From the Publisher:
Here is Bunin's great anti-Bolshevik diary of the Russian Revolution, translated into English for the first time. Cursed Days is a chilling account of the last days of the Russian master in his homeland. He recreates the time of revolution and civil war with graphic and gripping immediacy.On July 30, 1925, Vera Muromtseva-Bunina, the wife of the Russian writer Ivan Bunin (who was soon to win the Nobel Prize for Literature), wrote in her diary: "Ian (her name for her husband) has torn up and burned all his diary manuscripts. I am very angry. 'I don't want to be seen in my underwear, ' he told me". Seeing Vera so upset, Bunin confided to her: "I have another diary in the form of a notebook..". This is the diary that Bunin published in 1936 with the title Cursed Days. Set against the backdrop of Moscow and Odessa in 1918 and 1919, it is a scathing account of the Bolshevik takeover and of the last days of the Russian master in his homeland. Banned during the years of Soviet power, Cursed Days is now translated into English for the first time, with an introduction and notes by Thomas Gaiton Marullo, Bunin's foremost interpreter in the West. Cursed Days, Thomas Marullo observes in his introduction, foreshadows the later anti-Soviet memoirs of Nadezhda Mandelstam, Evgeniya Ginzburg, and others, and the rebellions of Bulgakov and Pasternak.
Ivan Bunin describes his origins in his Nobel Prize acceptance speech: I come from an old and noble house that has given to Russia a good many illustrious persons in politics as well as in the arts....All my ancestors had close ties with the soil and the people: they were country gentlemen." Bunin tells how he was a published writer from an early age--writing both poetry and prose--and that he was warded the distinguished Pushkin Prize by the Russian Academy of Sciences.
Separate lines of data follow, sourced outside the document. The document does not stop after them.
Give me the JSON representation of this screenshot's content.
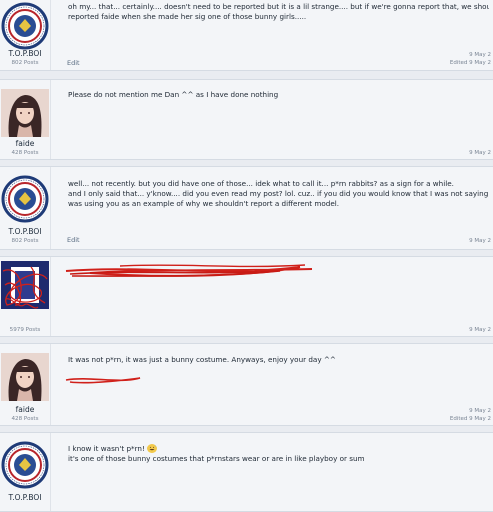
{
  "posts": [
    {
      "author": "T.O.P.BOI",
      "posts_count": "802 Posts",
      "lines": [
        "oh my... that... certainly.... doesn't need to be reported but it is a lil strange.... but if we're gonna report that, we should have",
        "reported faide when she made her sig one of those bunny girls....."
      ],
      "edit_label": "Edit",
      "date": "9 May 2",
      "edited": "Edited 9 May 2"
    },
    {
      "author": "faide",
      "posts_count": "428 Posts",
      "lines": [
        "Please do not mention me Dan ^^ as I have done nothing"
      ],
      "date": "9 May 2"
    },
    {
      "author": "T.O.P.BOI",
      "posts_count": "802 Posts",
      "lines": [
        "well... not recently. but you did have one of those... idek what to call it... p*rn rabbits? as a sign for a while.",
        "and I only said that... y'know.... did you even read my post? lol. cuz.. if you did you would know that I was not saying to report",
        "was using you as an example of why we shouldn't report a different model."
      ],
      "edit_label": "Edit",
      "date": "9 May 2"
    },
    {
      "author": "",
      "posts_count": "5979 Posts",
      "lines": [],
      "date": "9 May 2"
    },
    {
      "author": "faide",
      "posts_count": "428 Posts",
      "lines": [
        "It was not p*rn, it was just a bunny costume. Anyways, enjoy your day ^^"
      ],
      "date": "9 May 2",
      "edited": "Edited 9 May 2"
    },
    {
      "author": "T.O.P.BOI",
      "posts_count": "",
      "lines": [
        "I know it wasn't p*rn!",
        "it's one of those bunny costumes that p*rnstars wear or are in like playboy or sum"
      ]
    }
  ],
  "colors": {
    "page_bg": "#e9ecf1",
    "post_bg": "#f3f5f8",
    "scribble": "#d0201a"
  },
  "icons": [
    "seal-avatar-icon",
    "girl-avatar-icon",
    "grinning-sweat-emoji-icon"
  ]
}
His 11910 novel THE VILLAGE was an honest, non-idealized depiction of the Russian people, which garnered praise from readers as well as criticism from the intellectual class. Bunin left Russia after the Russian Revolution, and traveled widely throughout the world. In 1953, he died in Paris, France.